The complicated course was on a river, with two or three easements for underground oil pipelines and two sets of overhead electrical power lines. Some of the site was a floodplain and some was landfill. It was a mess. The Corps of Engineers discovered that some of the landfill had been filled too high and had to be lowered by readjusting the garbage.
We started redeveloping the site by creating a plan that showed how we could adjust the garbage and make the ground ready for golf holes. Most people have seen an active landfill, with bulldozers pushing trash into a ravine and covering it up. But, can you imagine what it was like when we basically had to dig all of that garbage back up? The bulldozer operators, and anyone else who got within a quarter mile of the site, had to wear gas masks. It wasn’t a pretty sight – or smell – but we got it done.
Then, during the initial walkthrough of the proposed holes, when we reached the area for the proposed eighteenth hole, we found a grove of pecan trees.

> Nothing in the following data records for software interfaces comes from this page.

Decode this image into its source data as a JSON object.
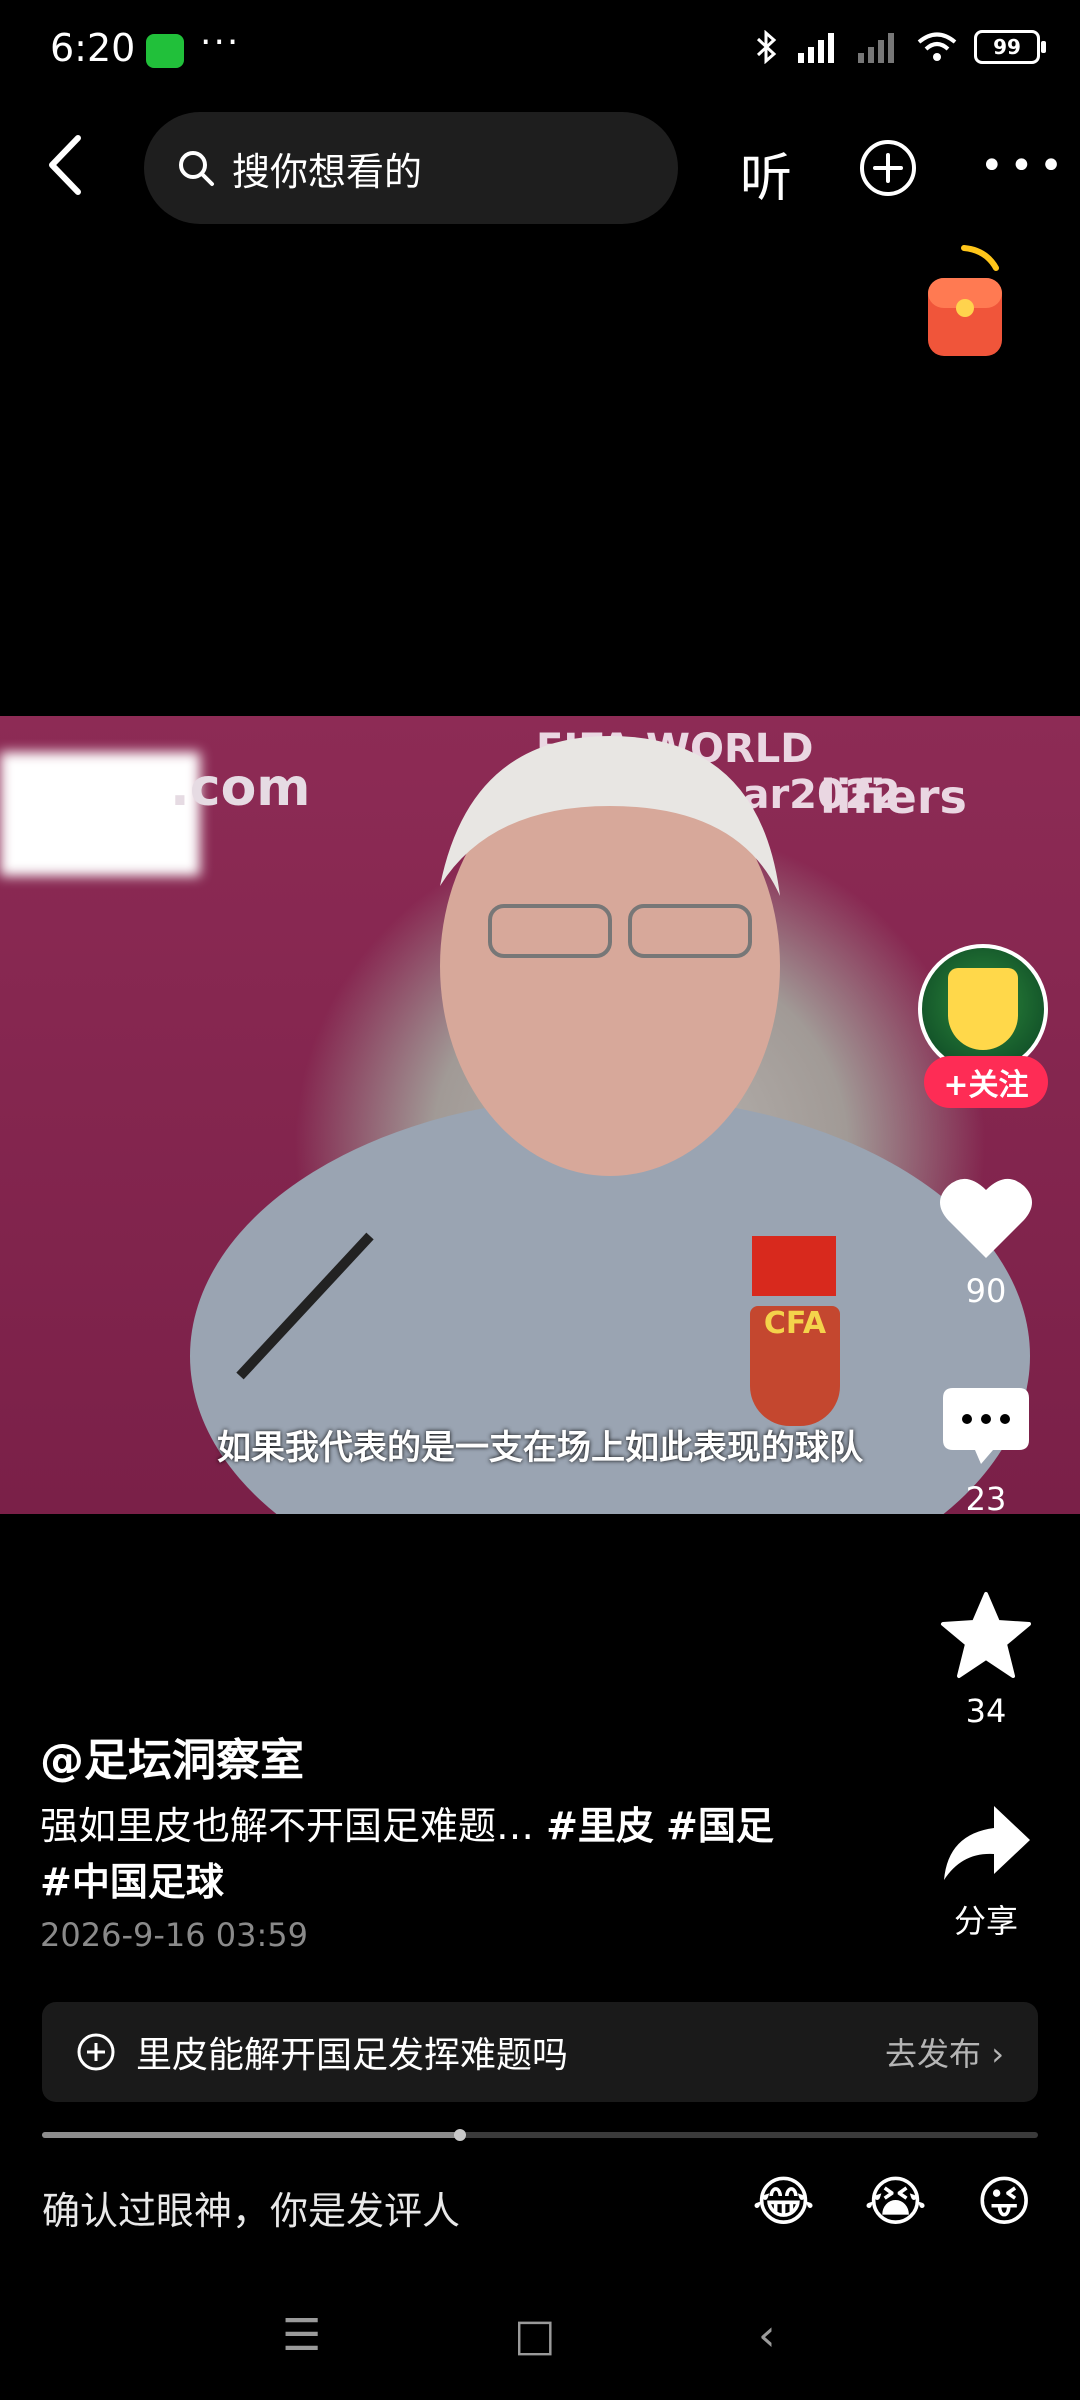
{
  "status_bar": {
    "time": "6:20",
    "dots": "···",
    "battery": "99"
  },
  "top_nav": {
    "search_placeholder": "搜你想看的",
    "listen_label": "听"
  },
  "video": {
    "watermark": ".com",
    "fifa_text": "FIFA WORLD CUP·Qat_ar2022",
    "qualifiers_text": "lifiers",
    "cfa_text": "CFA",
    "subtitle": "如果我代表的是一支在场上如此表现的球队"
  },
  "actions": {
    "follow_label": "+关注",
    "likes": "90",
    "comments": "23",
    "favorites": "34",
    "share_label": "分享"
  },
  "post": {
    "author": "@足坛洞察室",
    "text": "强如里皮也解不开国足难题… ",
    "tags": [
      "#里皮",
      "#国足",
      "#中国足球"
    ],
    "date": "2026-9-16 03:59"
  },
  "topic": {
    "text": "里皮能解开国足发挥难题吗",
    "action": "去发布"
  },
  "progress": {
    "fraction": 0.42
  },
  "comment": {
    "prompt": "确认过眼神，你是发评人",
    "emojis": [
      "😂",
      "😭",
      "😜"
    ]
  },
  "system_nav": {
    "menu": "☰",
    "home": "□",
    "back": "‹"
  }
}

“We’re going to cut all of these trees down to make way for the eighteenth hole, ” I told the assistant director of parks, Bill Thompson, with certainty.
I didn’t realize my Yankee mistake until I saw the look on Thompson’s face.
Not only had I mispronounced the word “pecan,” but I also failed to realize that the pecan tree is the official Texas state tree!
Needless to say, I had to come up with a new plan that saved the trees.